Construction faces greater challenges in 2021
Slump in contract awards points to tougher market conditions for construction companies next year
While the Covid-19 pandemic has not thwarted ongoing projects in the GCC, plans for future developments are likely to be affected by the financial uncertainty that the pandemic has caused.
Regional government spending has rapidly shifted in the past three months. Bahrain has cut budgeted expenditure for 2020 by 30 per cent and in April, planned to reschedule construction projects to free up funding for initiatives to combat Covid-19.
In Oman, budgeted expenditure has been reduced by RO500m ($1.3bn) as the sultanate contends with lower oil prices, and Dubai has also reportedly asked state departments to delay new construction projects and value-engineer ongoing schemes to save costs.
Cash conservation measures have also been rolled out in Saudi Arabia, where state agencies were asked this March to implement budget cuts of at least 20 per cent as part of an austerity drive to cope with a sharp drop in oil prices and the impact of Covid-19.
Riyadh has also increased its VAT rate and approved SR100bn in spending cuts that include cancelling, extending or postponing operating and capital expenditures.
These reductions do not mean that government spending on infrastructure projects will stop. Demand for roads, bridges, refineries and power plants will continue to generate project opportunities for regional contractors.

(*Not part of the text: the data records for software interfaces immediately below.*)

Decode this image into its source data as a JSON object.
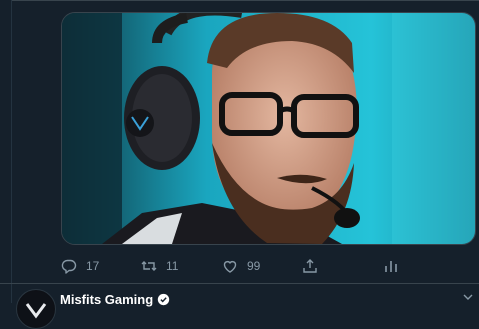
{
  "tweet": {
    "actions": {
      "reply_count": "17",
      "retweet_count": "11",
      "like_count": "99"
    }
  },
  "next_tweet": {
    "author_name": "Misfits Gaming",
    "verified": true
  },
  "colors": {
    "background": "#15202b",
    "divider": "#38444d",
    "icon": "#8899a6",
    "text_primary": "#ffffff",
    "verified_badge": "#ffffff"
  },
  "icons": {
    "reply": "reply-icon",
    "retweet": "retweet-icon",
    "like": "heart-icon",
    "share": "share-icon",
    "analytics": "analytics-icon",
    "verified": "verified-badge-icon",
    "more": "chevron-down-icon"
  }
}
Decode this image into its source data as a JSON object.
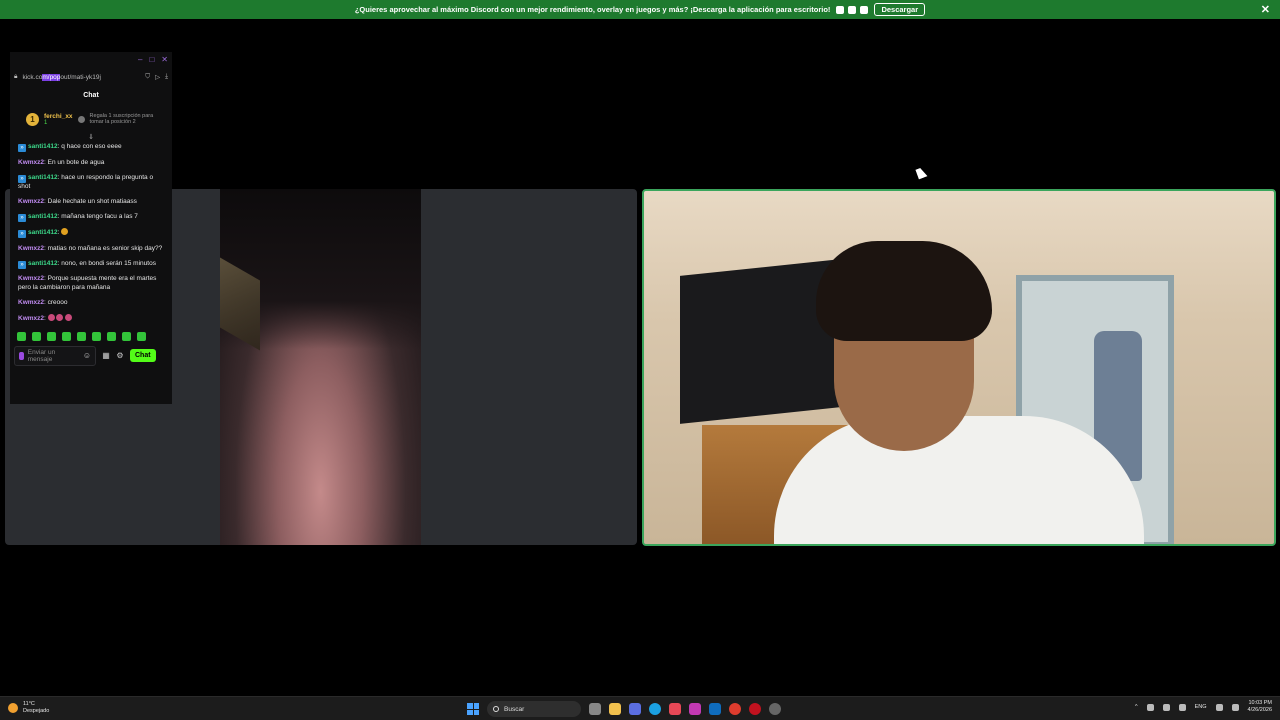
{
  "banner": {
    "message": "¿Quieres aprovechar al máximo Discord con un mejor rendimiento, overlay en juegos y más? ¡Descarga la aplicación para escritorio!",
    "download_label": "Descargar",
    "close_glyph": "✕"
  },
  "chat_window": {
    "url_prefix": "kick.co",
    "url_highlight": "m/pop",
    "url_suffix": "out/mati-yk19j",
    "title": "Chat",
    "top_supporter": {
      "rank": "1",
      "name": "ferchi_xx",
      "count": "1",
      "gift_note": "Regala 1 suscripción para tomar la posición 2"
    },
    "scroll_glyph": "⇓",
    "messages": [
      {
        "user": "santi1412",
        "text": "q hace con eso eeee"
      },
      {
        "user": "Kwmxz2",
        "text": "En un bote de agua"
      },
      {
        "user": "santi1412",
        "text": "hace un respondo la pregunta o shot"
      },
      {
        "user": "Kwmxz2",
        "text": "Dale hechate un shot matiaass"
      },
      {
        "user": "santi1412",
        "text": "mañana tengo facu a las 7"
      },
      {
        "user": "santi1412",
        "text": ""
      },
      {
        "user": "Kwmxz2",
        "text": "matias no mañana es senior skip day??"
      },
      {
        "user": "santi1412",
        "text": "nono, en bondi serán 15 minutos"
      },
      {
        "user": "Kwmxz2",
        "text": "Porque supuesta mente era el martes pero la cambiaron para mañana"
      },
      {
        "user": "Kwmxz2",
        "text": "creooo"
      },
      {
        "user": "Kwmxz2",
        "text": ""
      }
    ],
    "input_placeholder": "Enviar un mensaje",
    "send_label": "Chat"
  },
  "taskbar": {
    "temperature": "11°C",
    "weather": "Despejado",
    "search_label": "Buscar",
    "language": "ENG",
    "time": "10:03 PM",
    "date": "4/26/2026"
  },
  "colors": {
    "banner": "#1e7a2e",
    "kick_green": "#53fc18",
    "speaking_border": "#3ba55c"
  }
}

However, private sector spending, particularly in the real estate segment, is expected to dwindle as demand for residential and leisure services declines post-pandemic.
For contractors that do not specialise in the oil and gas or utilities sectors, this could lead to a drop-off in opportunities during 2021.

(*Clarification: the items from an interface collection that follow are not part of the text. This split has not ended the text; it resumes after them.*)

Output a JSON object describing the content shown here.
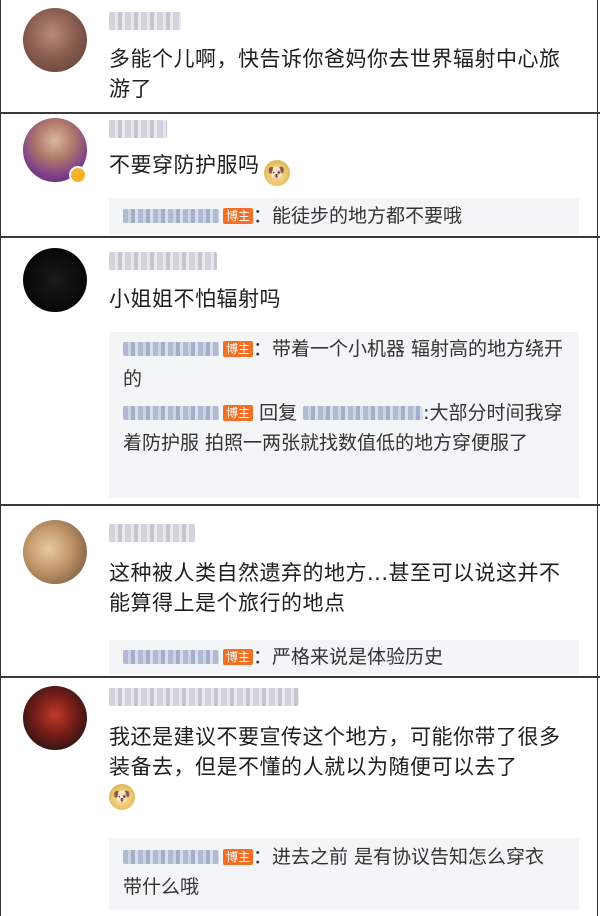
{
  "comments": [
    {
      "username": "Ezereal_...",
      "text": "多能个儿啊，快告诉你爸妈你去世界辐射中心旅游了",
      "replies": []
    },
    {
      "username": "冷福凝",
      "text": "不要穿防护服吗",
      "emoji": "doge-emoji",
      "replies": [
        {
          "author": "Lorelei01",
          "tag": "博主",
          "text": "：能徒步的地方都不要哦"
        }
      ]
    },
    {
      "username": "Lemqq_0123",
      "text": "小姐姐不怕辐射吗",
      "replies": [
        {
          "author": "Lorelei01",
          "tag": "博主",
          "text": "：带着一个小机器 辐射高的地方绕开的"
        },
        {
          "author": "Lorelei01",
          "tag": "博主",
          "reply_prefix": "回复",
          "mention": "@Cyzhou_",
          "text": ":大部分时间我穿着防护服 拍照一两张就找数值低的地方穿便服了"
        }
      ]
    },
    {
      "username": "吴越不吃饭",
      "text": "这种被人类自然遗弃的地方...甚至可以说这并不能算得上是个旅行的地点",
      "replies": [
        {
          "author": "Lorelei01",
          "tag": "博主",
          "text": "：严格来说是体验历史"
        }
      ]
    },
    {
      "username": "没有最圆一dg英语",
      "text": "我还是建议不要宣传这个地方，可能你带了很多装备去，但是不懂的人就以为随便可以去了",
      "emoji": "doge-emoji",
      "replies": [
        {
          "author": "Lorelei01",
          "tag": "博主",
          "text": "：进去之前 是有协议告知怎么穿衣 带什么哦"
        }
      ]
    }
  ],
  "emoji_glyph": "🐶",
  "colors": {
    "tag_bg": "#f26f25",
    "reply_bg": "#f4f5f7",
    "divider": "#3a3a3a"
  }
}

Covid-19 and recent oil price fluctuations have exacerbated the cash pressures underscoring market trends since around 2014.

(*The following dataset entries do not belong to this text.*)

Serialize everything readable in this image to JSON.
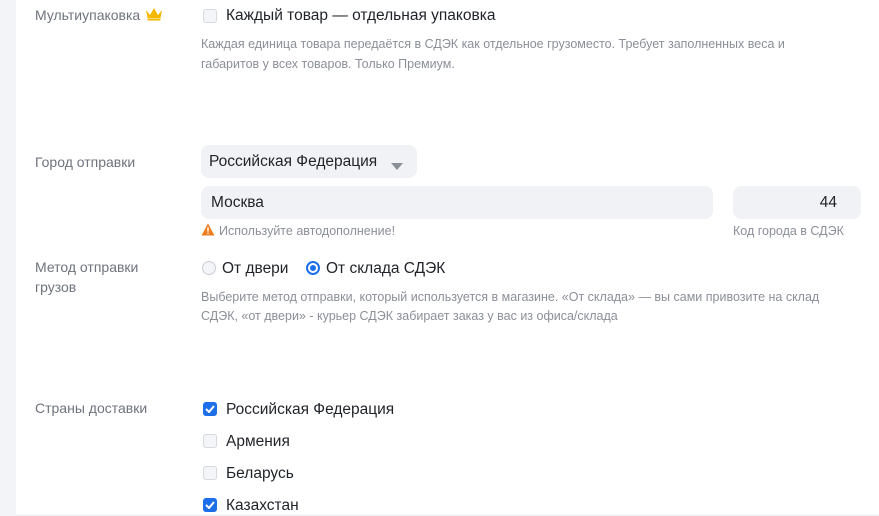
{
  "multipack": {
    "label": "Мультиупаковка",
    "premium_icon": "crown-icon",
    "option_label": "Каждый товар — отдельная упаковка",
    "checked": false,
    "hint_line1": "Каждая единица товара передаётся в СДЭК как отдельное грузоместо. Требует заполненных веса и",
    "hint_line2": "габаритов у всех товаров. Только Премиум."
  },
  "origin_city": {
    "label": "Город отправки",
    "country_select": "Российская Федерация",
    "city_value": "Москва",
    "city_warning": "Используйте автодополнение!",
    "code_value": "44",
    "code_caption": "Код города в СДЭК"
  },
  "ship_method": {
    "label_line1": "Метод отправки",
    "label_line2": "грузов",
    "options": [
      {
        "label": "От двери",
        "selected": false
      },
      {
        "label": "От склада СДЭК",
        "selected": true
      }
    ],
    "hint_line1": "Выберите метод отправки, который используется в магазине. «От склада» — вы сами привозите на склад",
    "hint_line2": "СДЭК, «от двери» - курьер СДЭК забирает заказ у вас из офиса/склада"
  },
  "countries": {
    "label": "Страны доставки",
    "items": [
      {
        "label": "Российская Федерация",
        "checked": true
      },
      {
        "label": "Армения",
        "checked": false
      },
      {
        "label": "Беларусь",
        "checked": false
      },
      {
        "label": "Казахстан",
        "checked": true
      }
    ]
  },
  "colors": {
    "accent": "#1d6ee9",
    "crown": "#f5b800",
    "warning": "#f07c1e"
  }
}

Across various sectors, projects have also faced some delays during the first five months of 2020 as regional markets contend with lockdowns and precautionary measures to curb Covid-19.
This trend is visible in Dubai, which shed $5.8bn of project work just in the first quarter of this year.
Projects worth $7.8bn were completed in Dubai last quarter, with $2bn of contracts awarded during the period, according to data from regional projects tracker MEED Projects.
The $5.8bn net difference between completions and new awards was in line with the underlying trend of negative growth witnessed in Dubai since the fourth quarter of 2018.
This data underscores the challenges that Dubai’s contractors and consultants have faced as they seek to replace the pipeline of work they completed in the first quarter of 2020.
While the prevailing market downturn is indeed a business challenge to overcome in 2020, for many civil contractors in the region, 2021 may well pose the true test of survival.